'''

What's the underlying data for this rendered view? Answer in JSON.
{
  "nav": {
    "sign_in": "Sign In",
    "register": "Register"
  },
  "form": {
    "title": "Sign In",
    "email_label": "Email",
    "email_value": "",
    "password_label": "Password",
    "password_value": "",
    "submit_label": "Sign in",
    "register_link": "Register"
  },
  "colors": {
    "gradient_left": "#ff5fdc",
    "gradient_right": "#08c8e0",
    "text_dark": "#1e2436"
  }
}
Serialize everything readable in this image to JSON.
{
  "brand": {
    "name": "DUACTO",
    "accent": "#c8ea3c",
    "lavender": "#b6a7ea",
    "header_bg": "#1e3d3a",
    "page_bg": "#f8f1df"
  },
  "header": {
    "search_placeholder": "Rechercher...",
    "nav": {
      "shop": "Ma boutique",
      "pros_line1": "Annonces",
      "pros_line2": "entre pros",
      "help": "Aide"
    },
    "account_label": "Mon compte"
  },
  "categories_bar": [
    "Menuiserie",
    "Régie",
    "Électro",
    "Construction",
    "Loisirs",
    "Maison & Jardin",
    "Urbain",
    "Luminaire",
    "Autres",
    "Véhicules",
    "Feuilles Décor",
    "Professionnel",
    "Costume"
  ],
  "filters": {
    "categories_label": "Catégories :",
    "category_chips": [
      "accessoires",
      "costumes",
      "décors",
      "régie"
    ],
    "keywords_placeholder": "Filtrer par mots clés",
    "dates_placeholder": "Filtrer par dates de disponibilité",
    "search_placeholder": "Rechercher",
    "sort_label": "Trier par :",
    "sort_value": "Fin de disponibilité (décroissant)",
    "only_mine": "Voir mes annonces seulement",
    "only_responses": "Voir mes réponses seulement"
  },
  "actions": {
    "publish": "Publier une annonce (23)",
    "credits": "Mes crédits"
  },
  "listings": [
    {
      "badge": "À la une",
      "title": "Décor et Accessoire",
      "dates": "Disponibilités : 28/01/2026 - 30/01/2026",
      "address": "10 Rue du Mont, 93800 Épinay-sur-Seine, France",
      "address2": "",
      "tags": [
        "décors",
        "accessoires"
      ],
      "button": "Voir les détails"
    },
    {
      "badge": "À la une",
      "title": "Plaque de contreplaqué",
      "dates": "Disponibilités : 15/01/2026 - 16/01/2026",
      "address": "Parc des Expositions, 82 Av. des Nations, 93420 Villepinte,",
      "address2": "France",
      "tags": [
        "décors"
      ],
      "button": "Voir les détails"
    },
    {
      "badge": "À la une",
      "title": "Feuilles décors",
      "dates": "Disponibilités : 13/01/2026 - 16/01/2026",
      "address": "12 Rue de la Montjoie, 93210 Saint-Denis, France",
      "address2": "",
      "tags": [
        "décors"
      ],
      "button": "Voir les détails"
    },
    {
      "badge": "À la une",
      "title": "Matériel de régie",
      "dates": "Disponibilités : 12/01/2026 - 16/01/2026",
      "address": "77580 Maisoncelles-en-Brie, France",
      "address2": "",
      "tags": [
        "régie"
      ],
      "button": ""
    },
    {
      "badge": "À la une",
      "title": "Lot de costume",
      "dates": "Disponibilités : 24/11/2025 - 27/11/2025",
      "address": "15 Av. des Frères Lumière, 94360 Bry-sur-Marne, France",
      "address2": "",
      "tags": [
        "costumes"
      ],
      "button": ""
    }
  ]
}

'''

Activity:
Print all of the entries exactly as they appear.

Task output:
What's the underlying data for this rendered view? Answer in JSON.
{
  "nav": {
    "sign_in": "Sign In",
    "register": "Register"
  },
  "form": {
    "title": "Sign In",
    "email_label": "Email",
    "email_value": "",
    "password_label": "Password",
    "password_value": "",
    "submit_label": "Sign in",
    "register_link": "Register"
  },
  "colors": {
    "gradient_left": "#ff5fdc",
    "gradient_right": "#08c8e0",
    "text_dark": "#1e2436"
  }
}
Serialize everything readable in this image to JSON.
{
  "brand": {
    "name": "DUACTO",
    "accent": "#c8ea3c",
    "lavender": "#b6a7ea",
    "header_bg": "#1e3d3a",
    "page_bg": "#f8f1df"
  },
  "header": {
    "search_placeholder": "Rechercher...",
    "nav": {
      "shop": "Ma boutique",
      "pros_line1": "Annonces",
      "pros_line2": "entre pros",
      "help": "Aide"
    },
    "account_label": "Mon compte"
  },
  "categories_bar": [
    "Menuiserie",
    "Régie",
    "Électro",
    "Construction",
    "Loisirs",
    "Maison & Jardin",
    "Urbain",
    "Luminaire",
    "Autres",
    "Véhicules",
    "Feuilles Décor",
    "Professionnel",
    "Costume"
  ],
  "filters": {
    "categories_label": "Catégories :",
    "category_chips": [
      "accessoires",
      "costumes",
      "décors",
      "régie"
    ],
    "keywords_placeholder": "Filtrer par mots clés",
    "dates_placeholder": "Filtrer par dates de disponibilité",
    "search_placeholder": "Rechercher",
    "sort_label": "Trier par :",
    "sort_value": "Fin de disponibilité (décroissant)",
    "only_mine": "Voir mes annonces seulement",
    "only_responses": "Voir mes réponses seulement"
  },
  "actions": {
    "publish": "Publier une annonce (23)",
    "credits": "Mes crédits"
  },
  "listings": [
    {
      "badge": "À la une",
      "title": "Décor et Accessoire",
      "dates": "Disponibilités : 28/01/2026 - 30/01/2026",
      "address": "10 Rue du Mont, 93800 Épinay-sur-Seine, France",
      "address2": "",
      "tags": [
        "décors",
        "accessoires"
      ],
      "button": "Voir les détails"
    },
    {
      "badge": "À la une",
      "title": "Plaque de contreplaqué",
      "dates": "Disponibilités : 15/01/2026 - 16/01/2026",
      "address": "Parc des Expositions, 82 Av. des Nations, 93420 Villepinte,",
      "address2": "France",
      "tags": [
        "décors"
      ],
      "button": "Voir les détails"
    },
    {
      "badge": "À la une",
      "title": "Feuilles décors",
      "dates": "Disponibilités : 13/01/2026 - 16/01/2026",
      "address": "12 Rue de la Montjoie, 93210 Saint-Denis, France",
      "address2": "",
      "tags": [
        "décors"
      ],
      "button": "Voir les détails"
    },
    {
      "badge": "À la une",
      "title": "Matériel de régie",
      "dates": "Disponibilités : 12/01/2026 - 16/01/2026",
      "address": "77580 Maisoncelles-en-Brie, France",
      "address2": "",
      "tags": [
        "régie"
      ],
      "button": ""
    },
    {
      "badge": "À la une",
      "title": "Lot de costume",
      "dates": "Disponibilités : 24/11/2025 - 27/11/2025",
      "address": "15 Av. des Frères Lumière, 94360 Bry-sur-Marne, France",
      "address2": "",
      "tags": [
        "costumes"
      ],
      "button": ""
    }
  ]
}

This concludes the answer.